Pages: 4

What factors contributed to Callaway Golf Company’s success?
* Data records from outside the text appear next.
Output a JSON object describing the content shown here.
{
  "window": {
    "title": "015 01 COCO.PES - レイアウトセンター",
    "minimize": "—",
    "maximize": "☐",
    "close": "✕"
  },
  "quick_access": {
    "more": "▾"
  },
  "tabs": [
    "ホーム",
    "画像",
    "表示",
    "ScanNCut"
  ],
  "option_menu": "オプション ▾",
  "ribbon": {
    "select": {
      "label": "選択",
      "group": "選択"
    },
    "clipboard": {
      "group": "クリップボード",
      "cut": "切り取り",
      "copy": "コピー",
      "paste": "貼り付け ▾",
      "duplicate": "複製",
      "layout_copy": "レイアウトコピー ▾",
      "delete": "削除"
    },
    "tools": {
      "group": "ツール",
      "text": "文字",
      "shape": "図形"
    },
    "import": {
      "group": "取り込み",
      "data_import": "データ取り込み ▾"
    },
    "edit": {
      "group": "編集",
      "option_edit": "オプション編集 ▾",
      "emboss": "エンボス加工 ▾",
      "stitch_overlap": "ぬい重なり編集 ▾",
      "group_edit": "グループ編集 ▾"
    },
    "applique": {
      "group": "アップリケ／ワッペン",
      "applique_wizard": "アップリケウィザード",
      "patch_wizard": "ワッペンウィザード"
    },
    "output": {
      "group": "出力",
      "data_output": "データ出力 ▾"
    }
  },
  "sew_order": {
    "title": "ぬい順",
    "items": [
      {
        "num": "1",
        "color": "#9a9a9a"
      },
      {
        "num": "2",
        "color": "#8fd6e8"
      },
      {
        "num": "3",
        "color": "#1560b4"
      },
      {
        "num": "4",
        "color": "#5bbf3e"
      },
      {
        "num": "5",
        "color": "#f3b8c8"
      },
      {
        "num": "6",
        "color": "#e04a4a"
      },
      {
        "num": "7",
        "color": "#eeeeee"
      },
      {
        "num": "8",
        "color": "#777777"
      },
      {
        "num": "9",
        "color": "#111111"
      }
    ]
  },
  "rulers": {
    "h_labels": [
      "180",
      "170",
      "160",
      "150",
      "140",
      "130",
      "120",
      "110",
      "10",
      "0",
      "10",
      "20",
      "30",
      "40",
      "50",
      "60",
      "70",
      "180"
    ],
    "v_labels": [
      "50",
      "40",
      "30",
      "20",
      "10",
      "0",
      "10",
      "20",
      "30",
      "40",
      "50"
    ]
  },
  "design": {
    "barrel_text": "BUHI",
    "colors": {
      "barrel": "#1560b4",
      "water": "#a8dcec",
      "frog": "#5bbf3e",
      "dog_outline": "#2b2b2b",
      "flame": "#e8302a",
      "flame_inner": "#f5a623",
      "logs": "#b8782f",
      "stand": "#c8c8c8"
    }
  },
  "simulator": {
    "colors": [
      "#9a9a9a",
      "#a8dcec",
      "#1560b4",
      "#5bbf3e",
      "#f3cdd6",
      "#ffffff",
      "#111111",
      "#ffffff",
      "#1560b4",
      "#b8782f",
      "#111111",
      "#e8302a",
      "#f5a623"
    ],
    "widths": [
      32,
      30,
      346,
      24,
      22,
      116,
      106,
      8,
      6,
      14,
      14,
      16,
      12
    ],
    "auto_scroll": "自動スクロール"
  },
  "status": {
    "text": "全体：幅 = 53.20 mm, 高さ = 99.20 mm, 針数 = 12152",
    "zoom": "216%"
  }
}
Callaway Golf Company (CGC) was founded in 1982 by Ely Callaway a former Burlington Industries textile president. Ely Callaway accomplished most of CGC’s success because of his clarity of what the company had to be in order to be profitable “If we make a truly more satisfying product for an average golfer, not the professionals, and make it pleasingly different from the competition, the company will be successful”. Ely’s understanding of how important it was to provide customers with products that were both unique and of high quality guided him in making good decisions during the development years of CGC. One of the good decision being, hiring Richard Helmstetter (RCH) as the chief of new products. A highly successful manufacturer of Japanese Billiard cue sticks Helmstetter, transformed CGC from being a niche producer to an innovative powerhouse. Helmstetter had a unique approach to designing products, he tried to technically capture the key parameters that would improve the performance of players into the products he developed for CGC. For Example, he led the engineers in the product development team to find out that clubhead needed to be bigger in order to hit the ball farthest. His approach to innovation in golf products, led to three major technology breakthroughs at CGC that gave them a competitive edge in the market. CGC’s Big Bertha changed the way clubs were manufactured forever and the way customers purchased them. Big Bertha made the game easier and pleasurable for customers who were not professionals. After Big Bertha, it took competitors one year to introduce oversized metal wood and six years before their performance really caught up to challenge CGC. This period gave them a good competitive advantage. As a result of which by 1998, 69% of all professional golfers played with CGC products. Helmstetter apart from following a unique approach to deliver products with great technology, he followed the strategy of developing products which the customer did not know they wanted. That is, develop a need which would attract the customer and then convince customers to buy the product. CGC tried to maintain how their customers perceived their brand, they delivered products not only differentiated from their competitors but also from its own. They worked towards delivering products that golfers thought would help them play better. Their consistency is providing leading edge technology driven products and continually exceeding customer expectations, put them at an advantage of selling their products at premium prices. Another good move by CGC was the acquisition of Odyssey brand who were known for their better feel and forgiveness, as compared to other putter manufactures. This acquisition placed CGC, as the best-selling putters in the market. CGC understood consumer behavior quite well, which helped them with the way they planned their marketing. In making a purchase, golfers accepted word-of-mouth recommendations,